I'm glad they've brought it back. Many many women create the same thing by taking Unisom and B6 and that has proven safe as well. I'm one who did. In both my pregnancies I needed it in order to keep from loosing weight. It kept the nausea at bay. It didn't go away but it got good enough that I was able to eat enough to not loose weight. I didn't feel well enough to actually gain weight either, but it helped.
It actually worked better for me than zofran. My problem was the nausea itself, not the vomiting. I couldn't make myself eat enough to maintain my weight with the constant nausea. Though I rarely vomited (perhaps once a week). Zofran prevents vomiting, but had no effect on my nausea.
Yeah, the Unisom/B6 combo made me sleepy. But, you build up a bit of a tolerance to the sleep effects and do the best you can.
I predict that sales of Diclectin will drop up here in Canada now that American mothers can get their meds locally. I've used it, and was glad to have an option that had been around so long and was unlikely to have undiscovered side-effects.
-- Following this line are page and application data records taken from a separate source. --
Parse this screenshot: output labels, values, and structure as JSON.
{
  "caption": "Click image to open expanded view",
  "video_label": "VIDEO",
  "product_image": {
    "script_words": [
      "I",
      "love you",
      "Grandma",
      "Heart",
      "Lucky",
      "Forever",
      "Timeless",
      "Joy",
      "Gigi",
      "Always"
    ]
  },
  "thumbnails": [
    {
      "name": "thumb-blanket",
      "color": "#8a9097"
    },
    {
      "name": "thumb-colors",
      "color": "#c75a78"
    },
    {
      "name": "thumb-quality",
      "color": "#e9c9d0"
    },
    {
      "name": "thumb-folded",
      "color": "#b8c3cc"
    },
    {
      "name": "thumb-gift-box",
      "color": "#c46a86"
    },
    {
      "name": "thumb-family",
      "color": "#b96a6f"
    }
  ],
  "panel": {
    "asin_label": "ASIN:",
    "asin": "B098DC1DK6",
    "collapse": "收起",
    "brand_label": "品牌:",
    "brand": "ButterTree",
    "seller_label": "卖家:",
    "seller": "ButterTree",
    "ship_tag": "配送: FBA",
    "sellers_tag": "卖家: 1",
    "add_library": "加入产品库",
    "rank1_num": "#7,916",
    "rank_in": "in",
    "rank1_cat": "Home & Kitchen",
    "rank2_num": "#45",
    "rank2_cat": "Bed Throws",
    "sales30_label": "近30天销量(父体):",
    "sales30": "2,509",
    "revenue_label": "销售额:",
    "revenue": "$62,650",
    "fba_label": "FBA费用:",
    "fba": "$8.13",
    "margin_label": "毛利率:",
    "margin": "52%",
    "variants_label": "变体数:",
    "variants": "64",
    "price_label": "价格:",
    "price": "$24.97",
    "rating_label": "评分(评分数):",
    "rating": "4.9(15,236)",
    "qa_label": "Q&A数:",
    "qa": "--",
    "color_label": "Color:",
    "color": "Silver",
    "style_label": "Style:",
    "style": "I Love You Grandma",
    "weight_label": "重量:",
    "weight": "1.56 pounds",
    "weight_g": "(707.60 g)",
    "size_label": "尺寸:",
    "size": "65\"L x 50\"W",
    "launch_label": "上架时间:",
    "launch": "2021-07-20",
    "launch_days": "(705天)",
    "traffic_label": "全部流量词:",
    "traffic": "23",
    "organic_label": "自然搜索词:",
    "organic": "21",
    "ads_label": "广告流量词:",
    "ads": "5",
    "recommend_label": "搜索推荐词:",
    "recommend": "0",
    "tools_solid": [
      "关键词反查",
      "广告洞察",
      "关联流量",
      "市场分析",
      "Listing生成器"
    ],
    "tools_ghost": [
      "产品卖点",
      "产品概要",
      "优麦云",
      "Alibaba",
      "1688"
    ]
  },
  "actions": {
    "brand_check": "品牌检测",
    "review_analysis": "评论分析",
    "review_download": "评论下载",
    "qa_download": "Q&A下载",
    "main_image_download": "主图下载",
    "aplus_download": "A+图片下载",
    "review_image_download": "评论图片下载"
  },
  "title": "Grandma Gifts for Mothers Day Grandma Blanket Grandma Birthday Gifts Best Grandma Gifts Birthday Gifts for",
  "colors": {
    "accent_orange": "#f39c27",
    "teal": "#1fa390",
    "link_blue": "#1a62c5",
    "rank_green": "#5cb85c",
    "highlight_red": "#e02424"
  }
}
I took Diclectin with my second and it was awesome. It's considered safer than Tylenol here in Canada. I would take it again in a heartbeat.
Yes it makes you bit drowsy but you are supposed to start it at a time that your body can get used to the side effects before resuming your normal schedule... Like a long weekend or similar :)
I don't know... I've never been diagnosed with hypermesis but I do have pretty severe morning sickness and acid reflux which has very often resulted in continuous painful vomiting. I have done different things which help somewhat, including a gluten-free diet (I didn't do it specifically for that but started between my 5th and 6th and it was the only thing I can think of that I changed and had drastically less 1st and 2nd trimester ms), ginger pills, prenatals high in b vitamins, eating enough protein, herbal remedies, etc... I took one single zofran this last time and woke up the next morning with the worst migraine I have ever had in my life. (Yeah, the nurse tells my hubby that headaches are a side effect as it is going down my throat.) Anyway, I have taken class c drugs during pregnancy before I believed the risks of not taking them at the time were worse.
Both of the component drugs (doxylamine, an antihistamine, and pyridoxine, a B vitamin) are category A to start with so having the combo drug also be category A isn't too surprising.
I don't get morning sickness--I just feel icky all the time--but I would take medication for it if I had to.